Call for Contributing Editors, 2016

The CASTAC Blog, a weekly, collaborative publication of the Committee for the Anthropology of Science, Technology, and Computing at the American Anthropological Association (AAA), seeks two to three new Contributing Editors to join our team in January 2016. Deadline to apply: Dec. 11, 2015 Description Contributing Editors are responsible for 4-5 posts yearly, and both contribute original pieces and solicit posts from scholars and researchers in the field. This is a great opportunity to get involved with CASTAC and the Blog, and with the anthropology of science and technology more generally. Topics of interest could include environmental anthro, energy, medical anthropology, disability, animal studies, user experience, social and mobile media, infrastructure, etc. We are open a wide range of topical interests at the intersection of anthropology and STS, especially those that complement our existing ones. CEs must commit to 4-5 post slots at the beginning of the year, and are responsible for submitting the post for review by the Editor and making any necessary revisions, in conjunction with the author (if the post is not by the CE). CEs also find appropriate images to illustrate posts, secure necessary permissions, and format it according to our style guidelines, as well as promote the weekly posts. This is a one-year renewable term, and most CEs find they really enjoy it and want to stay on. Qualifications Interest in or familiarity with blogging, CASTAC, anthropology, STS, & computing, especially from a scholarly perspective and strong written communication skills, especially writing about scholarly topics for broader audiences. Knowledge of WordPress or similar platforms is helpful.
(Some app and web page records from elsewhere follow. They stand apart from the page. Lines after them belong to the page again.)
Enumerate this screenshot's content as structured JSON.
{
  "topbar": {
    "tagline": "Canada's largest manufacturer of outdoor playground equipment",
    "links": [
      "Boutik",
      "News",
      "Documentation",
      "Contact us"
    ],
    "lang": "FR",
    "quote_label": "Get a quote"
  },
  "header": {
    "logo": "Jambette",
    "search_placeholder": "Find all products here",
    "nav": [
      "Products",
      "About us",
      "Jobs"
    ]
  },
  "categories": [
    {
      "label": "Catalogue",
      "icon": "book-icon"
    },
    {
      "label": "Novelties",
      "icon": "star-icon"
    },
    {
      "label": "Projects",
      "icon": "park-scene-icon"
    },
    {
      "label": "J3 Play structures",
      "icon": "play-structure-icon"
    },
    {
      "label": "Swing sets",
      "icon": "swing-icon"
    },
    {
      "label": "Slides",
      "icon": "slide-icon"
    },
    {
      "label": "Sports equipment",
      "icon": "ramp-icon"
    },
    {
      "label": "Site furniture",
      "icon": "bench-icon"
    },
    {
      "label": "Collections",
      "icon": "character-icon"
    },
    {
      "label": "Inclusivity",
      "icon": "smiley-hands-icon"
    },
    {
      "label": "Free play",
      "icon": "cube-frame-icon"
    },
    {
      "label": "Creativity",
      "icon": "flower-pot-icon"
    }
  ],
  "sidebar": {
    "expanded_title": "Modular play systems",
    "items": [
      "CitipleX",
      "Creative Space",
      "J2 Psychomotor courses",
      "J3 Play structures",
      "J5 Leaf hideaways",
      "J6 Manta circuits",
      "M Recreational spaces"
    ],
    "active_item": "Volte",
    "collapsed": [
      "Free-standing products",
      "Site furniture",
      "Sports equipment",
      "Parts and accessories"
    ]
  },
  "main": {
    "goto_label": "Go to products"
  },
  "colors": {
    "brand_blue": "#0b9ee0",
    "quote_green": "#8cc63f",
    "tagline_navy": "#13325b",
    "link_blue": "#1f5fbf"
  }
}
To apply Please send a CV, a brief (one paragraph) description of research/topical interests and relevant experience, and a few sentences about what kinds of posts you would bring to the Blog to the Editor, Jordan Kraemer (jkraemer @ wesleyan.edu). Deadline: Friday, Dec. 11, 2015, by midnight PST. (read more...)